* Pearman, Hugh, "Tate Modern Tate 2: Herzog and de Meuron go gothic," in The Sunday Times, London, © Copyright 1998-2009 Hugh Pearman. Viewed 11:00 AM, EDT, Saturday, July 9, 2011. It is thought that one time use of an image for intellectual purposes is within copyright law of the United States of America.

*2 Blobitecture - I've linked to the Wikipedia description of "blobitecture." Blobitecture is also known as "waveform" architecture and is achieved mostly/completely (as I understand it) with computer design. I also located a book, Blobitecture: Waveform Architecture and Digital Design, by John K. Walters, Rockport Publishers (2003).

Tuesday, July 5, 2011

Turtle Tracks

In June, before we left Juno for Rehoboth Beach, Delaware, we went to the beach one morning and found that a turtle had laid her eggs leaving fresh tracks behind. Someone had marked the spot with a stick so that the Loggerhead Marine Life people would be able to tag the spot.

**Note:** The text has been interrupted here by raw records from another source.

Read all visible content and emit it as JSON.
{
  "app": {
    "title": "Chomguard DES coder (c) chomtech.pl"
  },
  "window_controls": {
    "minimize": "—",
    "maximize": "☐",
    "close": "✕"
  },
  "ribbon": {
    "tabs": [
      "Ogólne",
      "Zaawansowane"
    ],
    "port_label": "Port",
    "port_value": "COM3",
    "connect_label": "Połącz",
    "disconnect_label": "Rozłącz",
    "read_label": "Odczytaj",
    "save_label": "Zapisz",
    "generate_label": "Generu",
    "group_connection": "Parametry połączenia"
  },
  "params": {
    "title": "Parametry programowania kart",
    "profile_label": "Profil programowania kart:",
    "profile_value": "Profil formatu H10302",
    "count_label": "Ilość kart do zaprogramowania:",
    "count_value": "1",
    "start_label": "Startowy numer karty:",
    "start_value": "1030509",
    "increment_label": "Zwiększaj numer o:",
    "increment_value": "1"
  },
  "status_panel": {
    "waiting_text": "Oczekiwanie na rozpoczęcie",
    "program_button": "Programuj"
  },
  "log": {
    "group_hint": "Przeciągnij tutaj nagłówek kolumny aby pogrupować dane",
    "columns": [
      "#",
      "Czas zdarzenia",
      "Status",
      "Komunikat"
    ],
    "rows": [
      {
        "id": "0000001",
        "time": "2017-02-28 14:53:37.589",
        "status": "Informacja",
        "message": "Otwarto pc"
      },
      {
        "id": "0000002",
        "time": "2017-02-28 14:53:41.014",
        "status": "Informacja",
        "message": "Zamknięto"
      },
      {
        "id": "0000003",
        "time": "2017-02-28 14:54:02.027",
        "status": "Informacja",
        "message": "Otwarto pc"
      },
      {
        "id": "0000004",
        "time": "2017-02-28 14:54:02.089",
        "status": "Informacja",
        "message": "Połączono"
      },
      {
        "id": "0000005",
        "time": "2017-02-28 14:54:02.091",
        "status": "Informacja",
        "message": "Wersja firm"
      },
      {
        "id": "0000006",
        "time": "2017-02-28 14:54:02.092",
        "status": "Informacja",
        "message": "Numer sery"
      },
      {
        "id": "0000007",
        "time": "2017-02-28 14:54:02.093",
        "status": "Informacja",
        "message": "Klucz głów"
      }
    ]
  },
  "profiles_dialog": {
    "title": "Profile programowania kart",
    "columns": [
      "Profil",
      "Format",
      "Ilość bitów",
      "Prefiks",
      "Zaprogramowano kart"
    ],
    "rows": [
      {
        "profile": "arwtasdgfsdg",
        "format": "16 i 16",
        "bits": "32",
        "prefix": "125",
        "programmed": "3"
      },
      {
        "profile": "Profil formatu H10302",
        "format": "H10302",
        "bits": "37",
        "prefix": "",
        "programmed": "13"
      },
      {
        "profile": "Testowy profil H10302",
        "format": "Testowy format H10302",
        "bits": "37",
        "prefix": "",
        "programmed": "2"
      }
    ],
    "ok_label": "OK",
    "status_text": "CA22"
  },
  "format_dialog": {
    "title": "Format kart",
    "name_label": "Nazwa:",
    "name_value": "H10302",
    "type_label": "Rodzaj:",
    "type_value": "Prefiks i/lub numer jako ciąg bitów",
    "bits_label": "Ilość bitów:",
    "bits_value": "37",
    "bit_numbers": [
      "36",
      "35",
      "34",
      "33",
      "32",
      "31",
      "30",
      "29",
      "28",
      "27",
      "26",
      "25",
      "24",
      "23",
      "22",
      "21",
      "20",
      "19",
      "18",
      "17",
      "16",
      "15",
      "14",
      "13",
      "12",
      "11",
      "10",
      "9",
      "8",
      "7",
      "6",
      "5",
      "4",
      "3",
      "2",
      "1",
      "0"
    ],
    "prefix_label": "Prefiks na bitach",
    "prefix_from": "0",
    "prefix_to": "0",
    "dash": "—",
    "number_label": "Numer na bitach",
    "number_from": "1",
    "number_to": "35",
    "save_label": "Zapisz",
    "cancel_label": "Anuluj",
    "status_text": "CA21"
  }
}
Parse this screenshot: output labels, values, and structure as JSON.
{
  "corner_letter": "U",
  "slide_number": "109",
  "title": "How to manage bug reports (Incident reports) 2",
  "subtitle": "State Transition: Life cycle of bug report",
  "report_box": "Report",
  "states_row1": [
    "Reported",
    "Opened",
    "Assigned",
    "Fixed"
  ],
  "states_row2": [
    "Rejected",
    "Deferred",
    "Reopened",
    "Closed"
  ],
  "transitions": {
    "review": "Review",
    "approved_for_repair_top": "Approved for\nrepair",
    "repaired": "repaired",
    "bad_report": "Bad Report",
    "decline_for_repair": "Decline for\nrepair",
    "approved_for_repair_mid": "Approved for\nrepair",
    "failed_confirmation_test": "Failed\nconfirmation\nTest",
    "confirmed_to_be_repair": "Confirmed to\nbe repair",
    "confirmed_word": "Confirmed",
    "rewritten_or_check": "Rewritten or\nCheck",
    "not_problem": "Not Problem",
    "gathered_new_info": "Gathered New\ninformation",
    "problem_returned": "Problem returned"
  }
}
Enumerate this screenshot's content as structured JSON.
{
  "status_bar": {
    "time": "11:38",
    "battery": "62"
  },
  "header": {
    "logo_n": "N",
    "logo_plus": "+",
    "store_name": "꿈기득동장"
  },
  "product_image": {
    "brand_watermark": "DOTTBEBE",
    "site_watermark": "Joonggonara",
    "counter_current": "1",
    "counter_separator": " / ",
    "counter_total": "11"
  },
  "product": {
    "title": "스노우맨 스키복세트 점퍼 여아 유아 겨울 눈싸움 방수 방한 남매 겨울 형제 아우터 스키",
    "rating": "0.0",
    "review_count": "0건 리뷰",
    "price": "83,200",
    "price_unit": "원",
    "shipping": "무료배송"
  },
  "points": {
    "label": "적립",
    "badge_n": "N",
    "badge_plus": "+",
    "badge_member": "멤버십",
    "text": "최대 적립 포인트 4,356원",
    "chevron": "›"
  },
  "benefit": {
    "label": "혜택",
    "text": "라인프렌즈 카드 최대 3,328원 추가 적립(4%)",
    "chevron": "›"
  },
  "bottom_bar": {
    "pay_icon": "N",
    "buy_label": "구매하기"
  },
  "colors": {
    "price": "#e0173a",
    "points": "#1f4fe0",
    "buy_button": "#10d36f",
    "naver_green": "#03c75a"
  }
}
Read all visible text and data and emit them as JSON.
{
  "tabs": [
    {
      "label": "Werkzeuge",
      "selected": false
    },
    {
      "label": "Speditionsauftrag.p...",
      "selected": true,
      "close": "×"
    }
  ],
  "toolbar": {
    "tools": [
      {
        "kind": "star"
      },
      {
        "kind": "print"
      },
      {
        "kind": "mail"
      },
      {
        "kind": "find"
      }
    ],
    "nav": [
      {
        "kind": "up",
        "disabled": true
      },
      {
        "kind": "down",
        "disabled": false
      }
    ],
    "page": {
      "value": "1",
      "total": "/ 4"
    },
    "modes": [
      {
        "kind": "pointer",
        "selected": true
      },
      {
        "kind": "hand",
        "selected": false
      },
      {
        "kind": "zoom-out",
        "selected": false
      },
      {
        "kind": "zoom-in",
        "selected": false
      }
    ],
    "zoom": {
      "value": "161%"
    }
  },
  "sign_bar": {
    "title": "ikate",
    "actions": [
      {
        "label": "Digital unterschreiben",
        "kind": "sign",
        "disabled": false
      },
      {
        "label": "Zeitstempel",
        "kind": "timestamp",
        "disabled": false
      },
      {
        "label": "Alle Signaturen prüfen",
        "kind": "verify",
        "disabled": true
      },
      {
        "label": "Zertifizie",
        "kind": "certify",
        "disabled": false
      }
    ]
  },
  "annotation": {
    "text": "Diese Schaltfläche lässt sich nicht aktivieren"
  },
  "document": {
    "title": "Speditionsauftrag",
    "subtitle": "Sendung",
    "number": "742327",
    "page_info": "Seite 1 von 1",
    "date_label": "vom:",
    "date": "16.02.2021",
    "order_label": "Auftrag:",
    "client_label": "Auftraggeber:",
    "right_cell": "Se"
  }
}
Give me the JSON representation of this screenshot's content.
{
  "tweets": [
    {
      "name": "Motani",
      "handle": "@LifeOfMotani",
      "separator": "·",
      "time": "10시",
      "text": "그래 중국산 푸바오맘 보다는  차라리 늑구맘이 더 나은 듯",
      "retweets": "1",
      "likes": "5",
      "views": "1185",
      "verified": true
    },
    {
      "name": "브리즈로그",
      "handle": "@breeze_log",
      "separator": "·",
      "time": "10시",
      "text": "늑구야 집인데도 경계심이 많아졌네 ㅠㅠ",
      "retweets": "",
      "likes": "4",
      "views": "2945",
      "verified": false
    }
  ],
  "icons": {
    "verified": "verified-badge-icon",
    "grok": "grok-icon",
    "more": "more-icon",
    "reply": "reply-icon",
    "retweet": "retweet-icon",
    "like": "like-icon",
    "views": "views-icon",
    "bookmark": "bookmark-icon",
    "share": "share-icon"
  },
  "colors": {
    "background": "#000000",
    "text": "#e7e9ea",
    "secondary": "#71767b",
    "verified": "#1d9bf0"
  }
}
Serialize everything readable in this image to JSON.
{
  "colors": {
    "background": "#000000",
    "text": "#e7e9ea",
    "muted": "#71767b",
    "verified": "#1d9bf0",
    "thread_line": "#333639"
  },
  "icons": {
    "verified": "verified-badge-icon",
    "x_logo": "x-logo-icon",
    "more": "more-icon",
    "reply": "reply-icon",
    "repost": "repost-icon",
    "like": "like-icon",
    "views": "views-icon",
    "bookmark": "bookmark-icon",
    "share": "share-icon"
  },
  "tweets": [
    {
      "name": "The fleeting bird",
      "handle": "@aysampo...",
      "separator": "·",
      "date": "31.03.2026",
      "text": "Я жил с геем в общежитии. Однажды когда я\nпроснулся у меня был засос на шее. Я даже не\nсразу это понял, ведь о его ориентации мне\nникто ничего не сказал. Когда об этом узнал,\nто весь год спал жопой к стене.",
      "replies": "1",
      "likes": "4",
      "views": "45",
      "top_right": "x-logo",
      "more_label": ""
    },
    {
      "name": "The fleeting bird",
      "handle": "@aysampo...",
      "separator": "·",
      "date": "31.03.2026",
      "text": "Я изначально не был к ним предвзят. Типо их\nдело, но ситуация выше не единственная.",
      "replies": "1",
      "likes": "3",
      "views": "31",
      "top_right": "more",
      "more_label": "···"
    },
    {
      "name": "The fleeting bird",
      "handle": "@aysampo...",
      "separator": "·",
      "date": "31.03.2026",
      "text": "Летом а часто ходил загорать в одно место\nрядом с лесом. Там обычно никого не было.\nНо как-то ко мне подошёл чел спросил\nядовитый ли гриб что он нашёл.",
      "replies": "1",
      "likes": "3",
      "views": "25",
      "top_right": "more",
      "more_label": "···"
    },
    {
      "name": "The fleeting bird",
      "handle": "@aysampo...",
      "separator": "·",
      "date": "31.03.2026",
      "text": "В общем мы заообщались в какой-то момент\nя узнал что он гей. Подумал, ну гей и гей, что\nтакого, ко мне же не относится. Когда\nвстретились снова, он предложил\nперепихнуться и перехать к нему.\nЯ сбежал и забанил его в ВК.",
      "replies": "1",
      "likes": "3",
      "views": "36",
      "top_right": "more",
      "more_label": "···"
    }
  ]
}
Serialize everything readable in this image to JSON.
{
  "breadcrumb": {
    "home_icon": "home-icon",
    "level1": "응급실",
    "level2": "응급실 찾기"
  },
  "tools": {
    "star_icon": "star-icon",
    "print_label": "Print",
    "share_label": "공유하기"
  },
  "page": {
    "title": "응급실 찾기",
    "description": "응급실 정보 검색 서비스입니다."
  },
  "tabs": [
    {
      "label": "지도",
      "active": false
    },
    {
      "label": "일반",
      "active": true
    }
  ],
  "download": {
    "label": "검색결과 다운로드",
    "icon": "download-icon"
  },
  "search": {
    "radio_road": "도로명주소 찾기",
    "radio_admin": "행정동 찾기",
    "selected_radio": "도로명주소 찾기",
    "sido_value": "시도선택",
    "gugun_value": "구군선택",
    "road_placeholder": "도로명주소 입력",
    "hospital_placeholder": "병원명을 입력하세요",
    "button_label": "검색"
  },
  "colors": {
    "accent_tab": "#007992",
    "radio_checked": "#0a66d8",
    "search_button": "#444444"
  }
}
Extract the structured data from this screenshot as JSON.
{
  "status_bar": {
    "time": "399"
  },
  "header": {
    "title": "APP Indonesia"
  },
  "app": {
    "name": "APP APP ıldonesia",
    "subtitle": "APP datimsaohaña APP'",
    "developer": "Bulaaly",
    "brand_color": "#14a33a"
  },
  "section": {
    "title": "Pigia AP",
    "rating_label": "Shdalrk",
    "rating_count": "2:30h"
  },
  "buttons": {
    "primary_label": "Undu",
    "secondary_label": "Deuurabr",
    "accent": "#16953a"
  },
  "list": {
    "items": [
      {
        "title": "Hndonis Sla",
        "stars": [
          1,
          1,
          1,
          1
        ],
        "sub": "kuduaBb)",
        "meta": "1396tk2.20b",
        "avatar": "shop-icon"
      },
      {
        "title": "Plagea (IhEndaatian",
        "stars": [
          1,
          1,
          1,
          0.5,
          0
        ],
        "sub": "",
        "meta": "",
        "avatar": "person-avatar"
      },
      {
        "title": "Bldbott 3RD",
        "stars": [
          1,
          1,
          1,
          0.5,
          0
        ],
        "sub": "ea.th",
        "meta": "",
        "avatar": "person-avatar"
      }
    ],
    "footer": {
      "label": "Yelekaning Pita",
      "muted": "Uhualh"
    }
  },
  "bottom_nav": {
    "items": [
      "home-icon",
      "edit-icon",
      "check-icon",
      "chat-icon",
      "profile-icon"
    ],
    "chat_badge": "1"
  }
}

I took the photograph, one of 15 using different shutter speeds, f-stops and changing the spot on which I focused in order to make sure that at least one image was focused several feet out from the camera lens to infinity. It was fairly early in the morning, so the sun was low and reflecting off the water and shining directly into the camera lens, which often creates problems. Instead, the intensity if the light worked to enhance the tracks, and the shadow from the stick pointed out of the photograph toward the viewer.

The image reminds me that we have a responsibility to preserve the environment for the creatures of this earth.